Problem details – Reproduce all of the data exactly as written.

══ Entries supplied ══

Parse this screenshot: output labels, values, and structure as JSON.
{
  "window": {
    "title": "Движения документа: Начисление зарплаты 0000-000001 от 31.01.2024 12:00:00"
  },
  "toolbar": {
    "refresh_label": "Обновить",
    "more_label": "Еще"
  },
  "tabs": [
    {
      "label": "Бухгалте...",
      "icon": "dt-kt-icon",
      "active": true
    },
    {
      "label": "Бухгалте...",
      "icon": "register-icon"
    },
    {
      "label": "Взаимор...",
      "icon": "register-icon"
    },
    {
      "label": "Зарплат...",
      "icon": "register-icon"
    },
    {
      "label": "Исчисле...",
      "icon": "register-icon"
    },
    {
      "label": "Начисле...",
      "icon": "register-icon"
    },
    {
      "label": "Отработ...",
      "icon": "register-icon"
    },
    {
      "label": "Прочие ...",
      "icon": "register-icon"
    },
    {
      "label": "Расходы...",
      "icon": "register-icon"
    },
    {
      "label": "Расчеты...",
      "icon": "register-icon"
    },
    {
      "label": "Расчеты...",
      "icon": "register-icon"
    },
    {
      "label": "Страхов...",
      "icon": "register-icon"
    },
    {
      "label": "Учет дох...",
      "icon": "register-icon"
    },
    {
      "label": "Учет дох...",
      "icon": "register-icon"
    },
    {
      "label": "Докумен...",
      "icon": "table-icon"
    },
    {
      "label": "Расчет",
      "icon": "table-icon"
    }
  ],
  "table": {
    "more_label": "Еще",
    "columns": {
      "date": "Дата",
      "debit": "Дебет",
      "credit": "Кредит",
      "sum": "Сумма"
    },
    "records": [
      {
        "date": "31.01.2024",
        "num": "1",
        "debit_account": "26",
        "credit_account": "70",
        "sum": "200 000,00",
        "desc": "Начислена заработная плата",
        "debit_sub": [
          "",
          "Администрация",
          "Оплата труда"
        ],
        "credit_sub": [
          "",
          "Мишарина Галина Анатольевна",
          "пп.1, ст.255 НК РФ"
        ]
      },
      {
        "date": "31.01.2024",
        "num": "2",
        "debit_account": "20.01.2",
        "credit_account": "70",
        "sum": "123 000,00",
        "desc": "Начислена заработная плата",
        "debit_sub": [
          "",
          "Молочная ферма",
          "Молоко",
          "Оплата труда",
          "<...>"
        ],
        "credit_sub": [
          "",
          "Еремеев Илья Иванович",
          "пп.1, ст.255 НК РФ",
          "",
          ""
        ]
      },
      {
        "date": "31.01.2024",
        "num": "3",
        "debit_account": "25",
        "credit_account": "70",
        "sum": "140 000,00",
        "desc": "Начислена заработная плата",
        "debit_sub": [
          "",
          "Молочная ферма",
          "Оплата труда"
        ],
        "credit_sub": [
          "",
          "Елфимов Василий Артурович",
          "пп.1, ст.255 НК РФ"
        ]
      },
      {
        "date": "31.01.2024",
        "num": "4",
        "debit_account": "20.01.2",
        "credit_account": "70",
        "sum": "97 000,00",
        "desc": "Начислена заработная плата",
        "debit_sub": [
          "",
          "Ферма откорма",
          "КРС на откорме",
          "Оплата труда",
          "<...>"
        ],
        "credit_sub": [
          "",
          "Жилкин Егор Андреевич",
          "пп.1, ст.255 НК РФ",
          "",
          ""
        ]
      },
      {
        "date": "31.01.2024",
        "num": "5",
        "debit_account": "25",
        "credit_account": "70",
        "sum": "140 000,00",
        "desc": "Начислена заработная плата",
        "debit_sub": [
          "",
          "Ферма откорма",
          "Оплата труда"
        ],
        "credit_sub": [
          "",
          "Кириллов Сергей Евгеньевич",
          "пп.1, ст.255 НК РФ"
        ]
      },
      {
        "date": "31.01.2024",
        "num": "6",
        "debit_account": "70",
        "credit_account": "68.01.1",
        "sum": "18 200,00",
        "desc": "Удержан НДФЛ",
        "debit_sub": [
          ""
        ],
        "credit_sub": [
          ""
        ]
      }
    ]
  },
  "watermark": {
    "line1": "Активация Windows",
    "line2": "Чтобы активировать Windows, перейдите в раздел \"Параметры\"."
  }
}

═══

Written response –
Parse this screenshot: output labels, values, and structure as JSON.
{
  "window": {
    "title": "Движения документа: Начисление зарплаты 0000-000001 от 31.01.2024 12:00:00"
  },
  "toolbar": {
    "refresh_label": "Обновить",
    "more_label": "Еще"
  },
  "tabs": [
    {
      "label": "Бухгалте...",
      "icon": "dt-kt-icon",
      "active": true
    },
    {
      "label": "Бухгалте...",
      "icon": "register-icon"
    },
    {
      "label": "Взаимор...",
      "icon": "register-icon"
    },
    {
      "label": "Зарплат...",
      "icon": "register-icon"
    },
    {
      "label": "Исчисле...",
      "icon": "register-icon"
    },
    {
      "label": "Начисле...",
      "icon": "register-icon"
    },
    {
      "label": "Отработ...",
      "icon": "register-icon"
    },
    {
      "label": "Прочие ...",
      "icon": "register-icon"
    },
    {
      "label": "Расходы...",
      "icon": "register-icon"
    },
    {
      "label": "Расчеты...",
      "icon": "register-icon"
    },
    {
      "label": "Расчеты...",
      "icon": "register-icon"
    },
    {
      "label": "Страхов...",
      "icon": "register-icon"
    },
    {
      "label": "Учет дох...",
      "icon": "register-icon"
    },
    {
      "label": "Учет дох...",
      "icon": "register-icon"
    },
    {
      "label": "Докумен...",
      "icon": "table-icon"
    },
    {
      "label": "Расчет",
      "icon": "table-icon"
    }
  ],
  "table": {
    "more_label": "Еще",
    "columns": {
      "date": "Дата",
      "debit": "Дебет",
      "credit": "Кредит",
      "sum": "Сумма"
    },
    "records": [
      {
        "date": "31.01.2024",
        "num": "1",
        "debit_account": "26",
        "credit_account": "70",
        "sum": "200 000,00",
        "desc": "Начислена заработная плата",
        "debit_sub": [
          "",
          "Администрация",
          "Оплата труда"
        ],
        "credit_sub": [
          "",
          "Мишарина Галина Анатольевна",
          "пп.1, ст.255 НК РФ"
        ]
      },
      {
        "date": "31.01.2024",
        "num": "2",
        "debit_account": "20.01.2",
        "credit_account": "70",
        "sum": "123 000,00",
        "desc": "Начислена заработная плата",
        "debit_sub": [
          "",
          "Молочная ферма",
          "Молоко",
          "Оплата труда",
          "<...>"
        ],
        "credit_sub": [
          "",
          "Еремеев Илья Иванович",
          "пп.1, ст.255 НК РФ",
          "",
          ""
        ]
      },
      {
        "date": "31.01.2024",
        "num": "3",
        "debit_account": "25",
        "credit_account": "70",
        "sum": "140 000,00",
        "desc": "Начислена заработная плата",
        "debit_sub": [
          "",
          "Молочная ферма",
          "Оплата труда"
        ],
        "credit_sub": [
          "",
          "Елфимов Василий Артурович",
          "пп.1, ст.255 НК РФ"
        ]
      },
      {
        "date": "31.01.2024",
        "num": "4",
        "debit_account": "20.01.2",
        "credit_account": "70",
        "sum": "97 000,00",
        "desc": "Начислена заработная плата",
        "debit_sub": [
          "",
          "Ферма откорма",
          "КРС на откорме",
          "Оплата труда",
          "<...>"
        ],
        "credit_sub": [
          "",
          "Жилкин Егор Андреевич",
          "пп.1, ст.255 НК РФ",
          "",
          ""
        ]
      },
      {
        "date": "31.01.2024",
        "num": "5",
        "debit_account": "25",
        "credit_account": "70",
        "sum": "140 000,00",
        "desc": "Начислена заработная плата",
        "debit_sub": [
          "",
          "Ферма откорма",
          "Оплата труда"
        ],
        "credit_sub": [
          "",
          "Кириллов Сергей Евгеньевич",
          "пп.1, ст.255 НК РФ"
        ]
      },
      {
        "date": "31.01.2024",
        "num": "6",
        "debit_account": "70",
        "credit_account": "68.01.1",
        "sum": "18 200,00",
        "desc": "Удержан НДФЛ",
        "debit_sub": [
          ""
        ],
        "credit_sub": [
          ""
        ]
      }
    ]
  },
  "watermark": {
    "line1": "Активация Windows",
    "line2": "Чтобы активировать Windows, перейдите в раздел \"Параметры\"."
  }
}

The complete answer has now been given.